| The task |
Search the material for the string "content", then return every line where it is found.

| Source information |
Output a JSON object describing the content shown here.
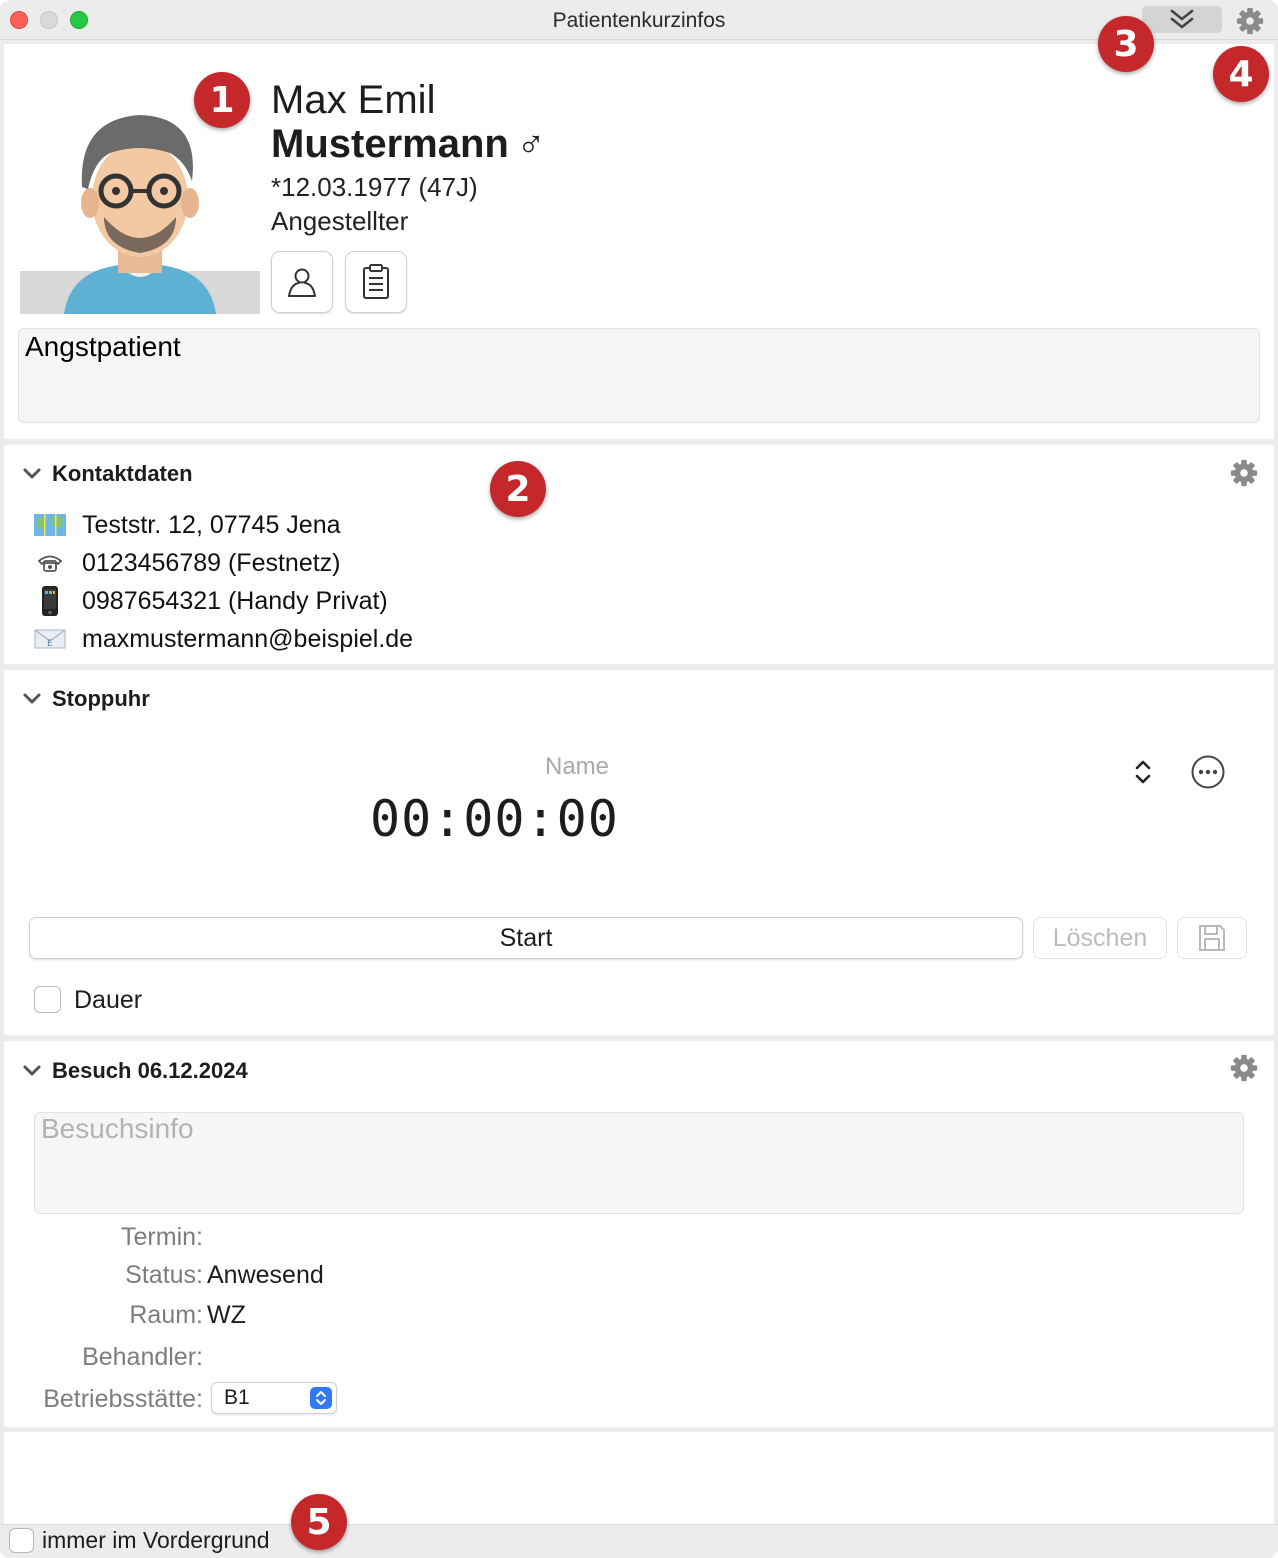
{
  "window": {
    "title": "Patientenkurzinfos"
  },
  "patient": {
    "first_names": "Max Emil",
    "last_name": "Mustermann",
    "gender_symbol": "♂",
    "birth": "*12.03.1977 (47J)",
    "occupation": "Angestellter",
    "note": "Angstpatient"
  },
  "contact": {
    "title": "Kontaktdaten",
    "address": "Teststr. 12, 07745 Jena",
    "phone_landline": "0123456789 (Festnetz)",
    "phone_mobile": "0987654321 (Handy Privat)",
    "email": "maxmustermann@beispiel.de"
  },
  "stopwatch": {
    "title": "Stoppuhr",
    "name_placeholder": "Name",
    "time": "00:00:00",
    "start_label": "Start",
    "delete_label": "Löschen",
    "duration_label": "Dauer"
  },
  "visit": {
    "title": "Besuch 06.12.2024",
    "info_placeholder": "Besuchsinfo",
    "appointment_label": "Termin:",
    "appointment_value": "",
    "status_label": "Status:",
    "status_value": "Anwesend",
    "room_label": "Raum:",
    "room_value": "WZ",
    "practitioner_label": "Behandler:",
    "practitioner_value": "",
    "location_label": "Betriebsstätte:",
    "location_value": "B1"
  },
  "footer": {
    "always_on_top_label": "immer im Vordergrund"
  },
  "callouts": [
    "1",
    "2",
    "3",
    "4",
    "5"
  ],
  "colors": {
    "badge": "#c4282b",
    "accent": "#2f7bf5"
  }
}
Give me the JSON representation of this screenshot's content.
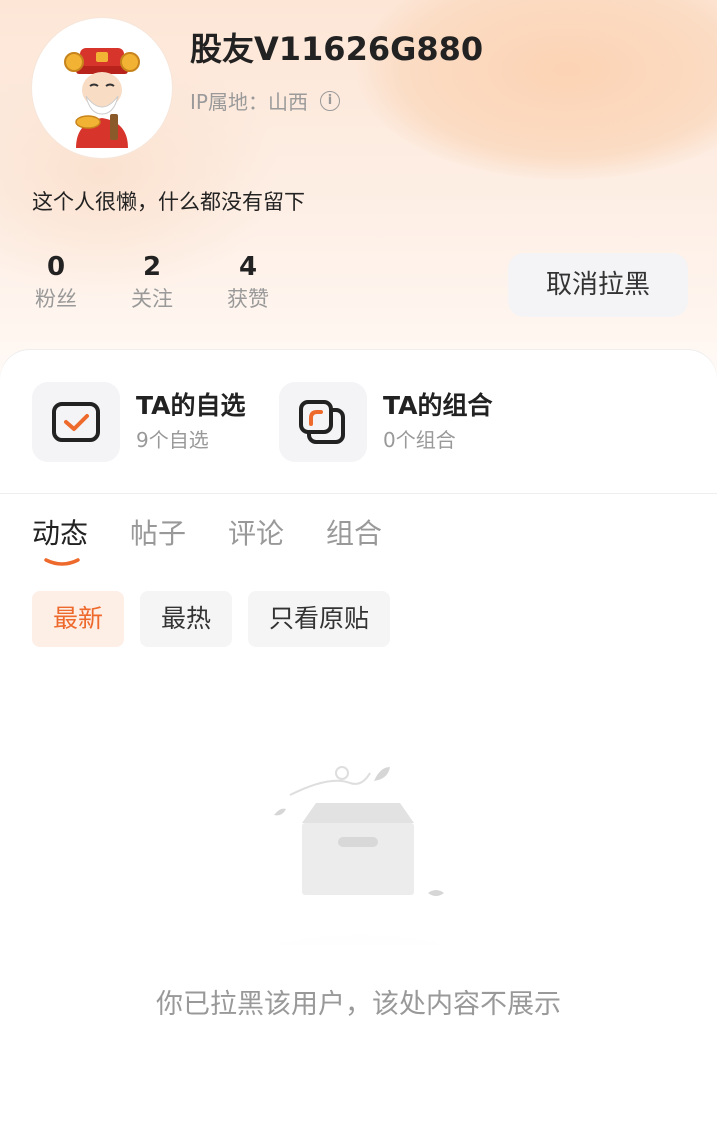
{
  "profile": {
    "username": "股友V11626G880",
    "ip_location": "IP属地：山西",
    "bio": "这个人很懒，什么都没有留下"
  },
  "stats": [
    {
      "value": "0",
      "label": "粉丝"
    },
    {
      "value": "2",
      "label": "关注"
    },
    {
      "value": "4",
      "label": "获赞"
    }
  ],
  "actions": {
    "unblock_label": "取消拉黑"
  },
  "quick_links": [
    {
      "title": "TA的自选",
      "subtitle": "9个自选",
      "icon": "checklist-icon"
    },
    {
      "title": "TA的组合",
      "subtitle": "0个组合",
      "icon": "portfolio-icon"
    }
  ],
  "tabs": [
    {
      "label": "动态",
      "active": true
    },
    {
      "label": "帖子",
      "active": false
    },
    {
      "label": "评论",
      "active": false
    },
    {
      "label": "组合",
      "active": false
    }
  ],
  "filters": [
    {
      "label": "最新",
      "active": true
    },
    {
      "label": "最热",
      "active": false
    },
    {
      "label": "只看原贴",
      "active": false
    }
  ],
  "empty_state": {
    "message": "你已拉黑该用户，该处内容不展示"
  },
  "colors": {
    "accent": "#ee6a2c",
    "header_tint": "#fde6d6"
  }
}
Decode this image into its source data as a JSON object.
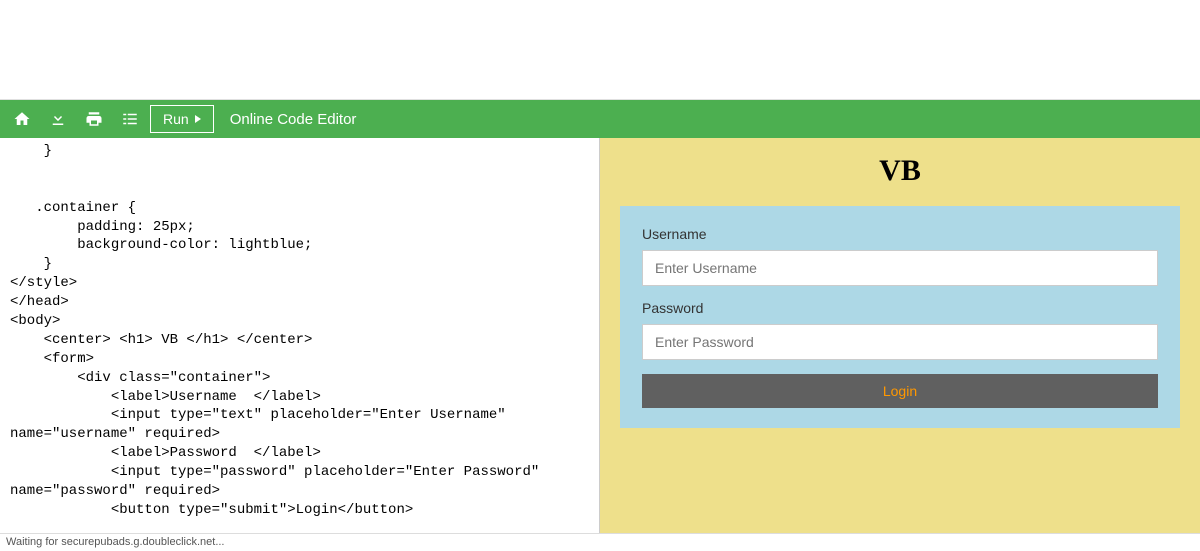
{
  "toolbar": {
    "run_label": "Run",
    "title": "Online Code Editor"
  },
  "code": {
    "l1": "    }",
    "l2": "",
    "l3": "",
    "l4": "   .container {",
    "l5": "        padding: 25px;",
    "l6": "        background-color: lightblue;",
    "l7": "    }",
    "l8": "</style>",
    "l9": "</head>",
    "l10": "<body>",
    "l11": "    <center> <h1> VB </h1> </center>",
    "l12": "    <form>",
    "l13": "        <div class=\"container\">",
    "l14": "            <label>Username  </label>",
    "l15": "            <input type=\"text\" placeholder=\"Enter Username\"",
    "l16": "name=\"username\" required>",
    "l17": "            <label>Password  </label>",
    "l18": "            <input type=\"password\" placeholder=\"Enter Password\"",
    "l19": "name=\"password\" required>",
    "l20": "            <button type=\"submit\">Login</button>"
  },
  "preview": {
    "heading": "VB",
    "username_label": "Username",
    "username_placeholder": "Enter Username",
    "password_label": "Password",
    "password_placeholder": "Enter Password",
    "login_label": "Login"
  },
  "status": "Waiting for securepubads.g.doubleclick.net..."
}
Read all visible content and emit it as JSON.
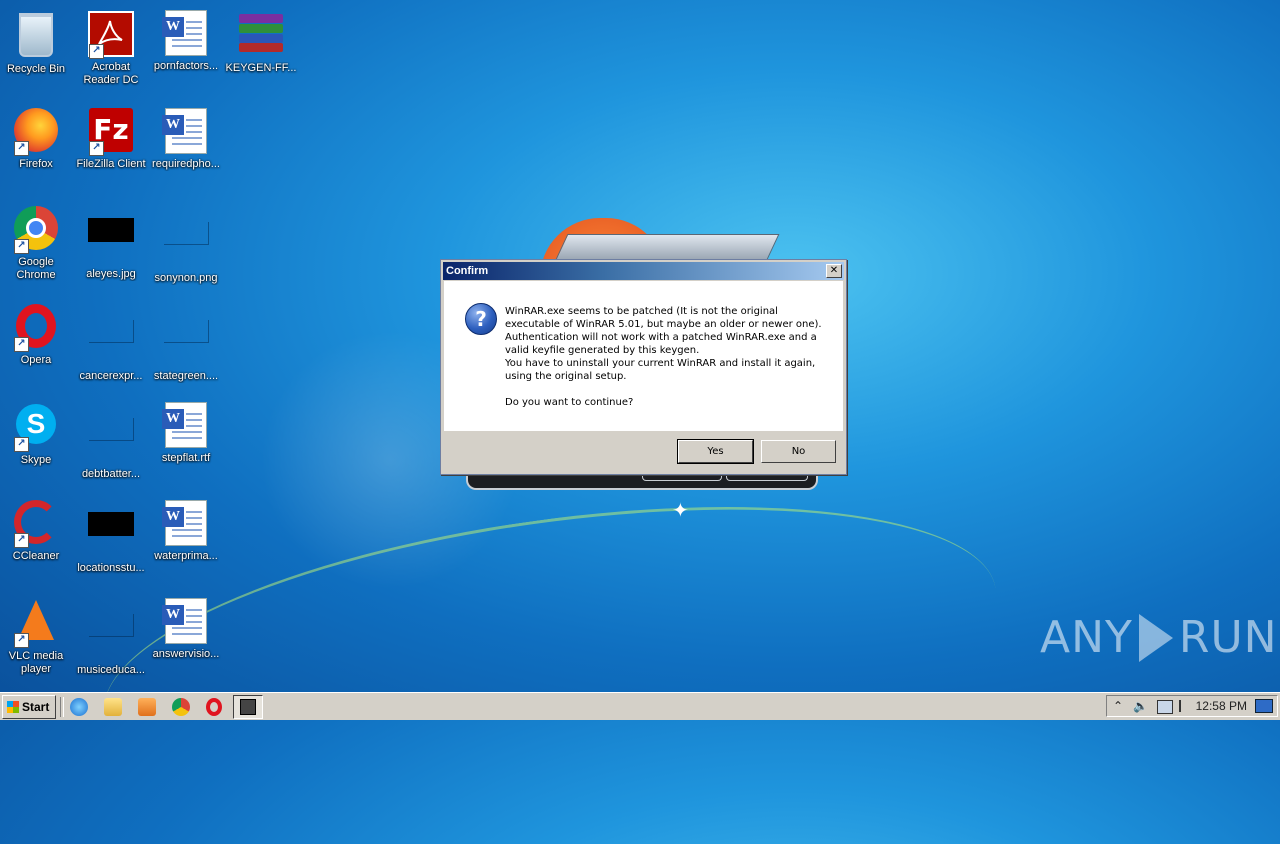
{
  "desktop": {
    "icons": [
      {
        "label": "Recycle Bin"
      },
      {
        "label": "Acrobat Reader DC"
      },
      {
        "label": "pornfactors..."
      },
      {
        "label": "KEYGEN-FF..."
      },
      {
        "label": "Firefox"
      },
      {
        "label": "FileZilla Client"
      },
      {
        "label": "requiredpho..."
      },
      {
        "label": "Google Chrome"
      },
      {
        "label": "aleyes.jpg"
      },
      {
        "label": "sonynon.png"
      },
      {
        "label": "Opera"
      },
      {
        "label": "cancerexpr..."
      },
      {
        "label": "stategreen...."
      },
      {
        "label": "Skype"
      },
      {
        "label": "debtbatter..."
      },
      {
        "label": "stepflat.rtf"
      },
      {
        "label": "CCleaner"
      },
      {
        "label": "locationsstu..."
      },
      {
        "label": "waterprima..."
      },
      {
        "label": "VLC media player"
      },
      {
        "label": "musiceduca..."
      },
      {
        "label": "answervisio..."
      }
    ]
  },
  "dialog": {
    "title": "Confirm",
    "close_glyph": "✕",
    "icon": "question-icon",
    "message_lines": [
      "WinRAR.exe seems to be patched (It is not the original",
      "executable of WinRAR 5.01, but maybe an older or newer one).",
      "Authentication will not work with a patched WinRAR.exe and a",
      "valid keyfile generated by this keygen.",
      "You have to uninstall your current WinRAR and install it again,",
      "using the original setup."
    ],
    "question": "Do you want to continue?",
    "yes_label": "Yes",
    "no_label": "No"
  },
  "watermark": {
    "left": "ANY",
    "right": "RUN"
  },
  "taskbar": {
    "start_label": "Start",
    "quick_launch": [
      "internet-explorer-icon",
      "folder-icon",
      "media-player-icon",
      "chrome-icon",
      "opera-icon"
    ],
    "tray_expand": "⌃",
    "tray_volume": "🔈",
    "clock": "12:58 PM"
  },
  "colors": {
    "title_gradient_start": "#0a246a",
    "title_gradient_end": "#a6caf0",
    "desktop_blue": "#1f95dd"
  }
}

| Result |
Output a JSON object describing the content shown here.
Give me the JSON representation of this screenshot's content.
Read all visible content and emit it as JSON.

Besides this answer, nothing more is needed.